Few decisions could be more personal than the disposition of your remains upon your passing. Nevertheless, many estate plans fail to address these highly emotional issues. Estate planning is one of the best ways to spare your family the emotional turmoil of making these decisions without your guidance. A failure to address these issues in your estate plan may also give rise to a dispute due to ambiguity in your estate planning documents.
Durable Power of Attorney
A Durable Power of Attorney for Health Care Decisions (a “DPOA”) enables you (the “principal”) to provide instructions to a third party(the “agent”) regarding crucial decisions when you are incapacitated and no longer able to manage your health care decisions without assistance. Properly executed DPOAs will authorize your agent to provide assistance without having to resort to filing for guardianship proceedings in the Clark County District Court.
The scope of the agent’s authority
DPOAs contain a general statement of authority which provides that in the event that the principal is incapable of giving informed consent with respect to health care decisions, the agent is granted full power and authority to make health care decisions for the principal before or after death. A DPOA is treated as a contract between the principal and the agent and upon the death of the principal, the DPOA is terminated. However, the agent is specifically authorized to make decisions relating to the principal’s healthcare decisions after death; however, the statutory DPOA does not elaborate on the types of procedures this could relate to.
Post-death health care decisions
These types of decisions could include the right to authorize an autopsy, donate body parts or to direct disposition of your remains. The problem is that this language may be in contradiction with other portions of the Nevada Revised Statutes. For example NRS 451.024 provides, in pertinent part, that the following persons, in order of priority, may order the burial or cremation of human remains: (a) a person designated as the person with authority to order the burial or cremation of the human remains of the decedent in a legally valid document or in an affidavit; (b) the spouse of the decedent; (c) an adult son or daughter of the decedent; (d) either parent of the decedent; (e) an adult brother or sister of the decedent; (f) a grandparent of the decedent; or (g) a guardian of the person of the decedent at the time of death.
Last Will and Testament

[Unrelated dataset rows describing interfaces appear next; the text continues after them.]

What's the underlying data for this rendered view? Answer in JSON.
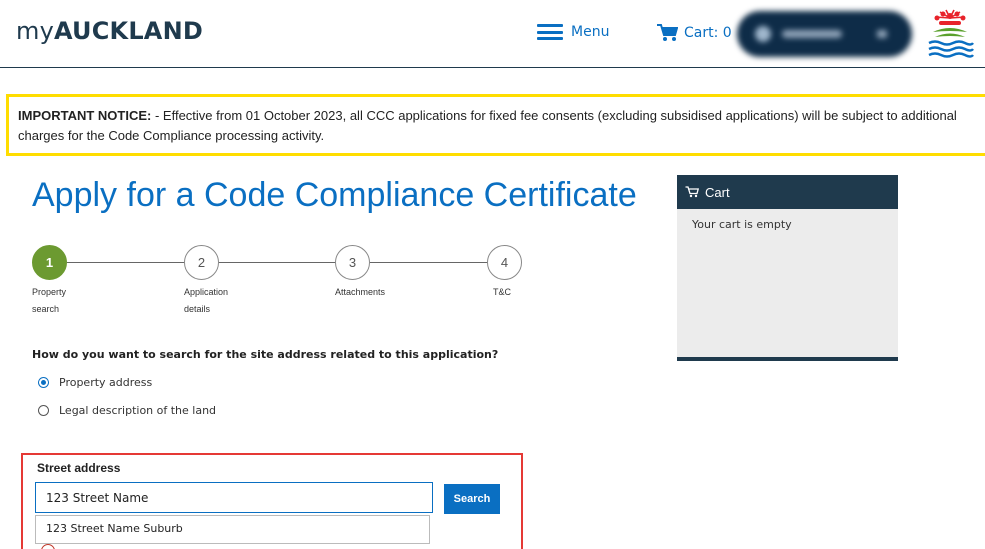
{
  "header": {
    "logo_prefix": "my",
    "logo_bold": "AUCKLAND",
    "menu_label": "Menu",
    "cart_label": "Cart: 0"
  },
  "notice": {
    "label": "IMPORTANT NOTICE:",
    "text": " - Effective from 01 October 2023, all CCC applications for fixed fee consents (excluding subsidised applications) will be subject to additional charges for the Code Compliance processing activity."
  },
  "page_title": "Apply for a Code Compliance Certificate",
  "stepper": {
    "steps": [
      {
        "number": "1",
        "label_line1": "Property",
        "label_line2": "search",
        "active": true
      },
      {
        "number": "2",
        "label_line1": "Application",
        "label_line2": "details",
        "active": false
      },
      {
        "number": "3",
        "label_line1": "Attachments",
        "label_line2": "",
        "active": false
      },
      {
        "number": "4",
        "label_line1": "T&C",
        "label_line2": "",
        "active": false
      }
    ]
  },
  "search": {
    "question": "How do you want to search for the site address related to this application?",
    "options": [
      {
        "label": "Property address",
        "checked": true
      },
      {
        "label": "Legal description of the land",
        "checked": false
      }
    ],
    "street_label": "Street address",
    "street_value": "123 Street Name",
    "search_button": "Search",
    "suggestion": "123 Street Name Suburb"
  },
  "cart": {
    "title": "Cart",
    "empty_text": "Your cart is empty"
  },
  "colors": {
    "brand_blue": "#0a6fc2",
    "navy": "#1f3a4d",
    "step_active": "#6c9a31",
    "notice_border": "#ffdd00",
    "highlight_border": "#e53935"
  }
}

Most people are surprised to learn that the statute does not specifically identify a personal representative nominated in a Last Will and Testament. However, if the will specifically authorizes the personal representative to make funeral arrangements, arrange for cremation, and/or donation of body parts, then the personal representative would be first in priority and able to make these arrangements. As a result, your will should always address these issues to eliminate any confusion.
An unresolved question

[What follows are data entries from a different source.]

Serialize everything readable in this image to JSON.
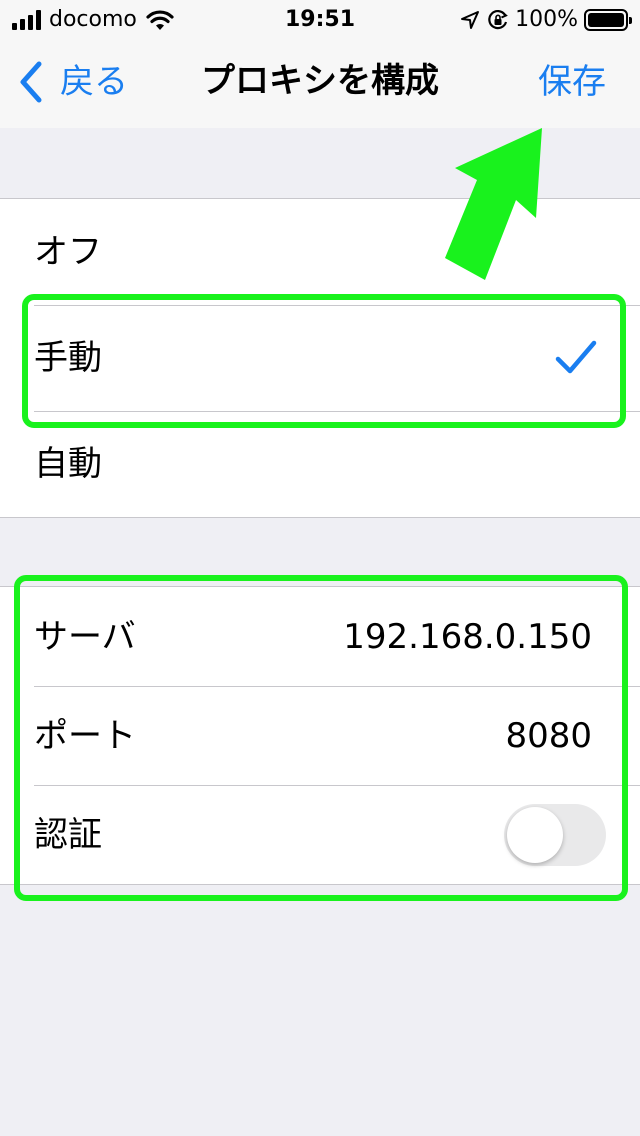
{
  "status_bar": {
    "carrier": "docomo",
    "time": "19:51",
    "battery": "100%",
    "battery_level": 1.0,
    "icons": [
      "signal-icon",
      "wifi-icon",
      "location-icon",
      "orientation-lock-icon",
      "battery-icon"
    ]
  },
  "nav": {
    "back_label": "戻る",
    "title": "プロキシを構成",
    "save_label": "保存",
    "icons": [
      "chevron-left-icon"
    ]
  },
  "proxy_modes": [
    {
      "label": "オフ",
      "selected": false
    },
    {
      "label": "手動",
      "selected": true
    },
    {
      "label": "自動",
      "selected": false
    }
  ],
  "manual_settings": {
    "server_label": "サーバ",
    "server_value": "192.168.0.150",
    "port_label": "ポート",
    "port_value": "8080",
    "auth_label": "認証",
    "auth_enabled": false
  },
  "colors": {
    "accent": "#1a7ef0",
    "annotation": "#19f21d",
    "background": "#efeff4"
  }
}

The problem remains as to whether these issues could be addressed by the healthcare agent prior to your passing in the event you do not have a will or if the will does not address these considerations. Subsection 9 of NRS 451.024 provides that a person 18 years of age or older wishing to authorize another person to order the burial or cremation of his human remains in the event of the person’s death may include such an authorization in a validly executed will or durable power of attorney or may execute an affidavit before a notary public. The subsection then goes on to set forth the content that should be included in the affidavit. This language seems to suggest that the agent in a DPOA could arrange for the disposition of the remains if specifically authorized. Once again, in light of this ambiguity it’s highly recommended that your desires regarding the disposition of your remains be addressed in your Last Will and Testament.
For more than 30 years, Attorney Lee A. Drizin has practiced in the areas of estate planning, probate, trusts, guardianship and real estate matters representing clients throughout the state of Nevada
Drizin Law is providing this information for educational purposes only. It should not be construed as legal advice or a legal opinion as to any specific facts or circumstances. This information is based on general principles of Nevada law at the time it was created and you should be aware laws frequently change. Moreover, the laws affecting you may differ depending on the circumstances. You should consult with a qualified attorney in your own state or jurisdiction concerning your particular situation. Review of this information does not create an attorney-client relationship.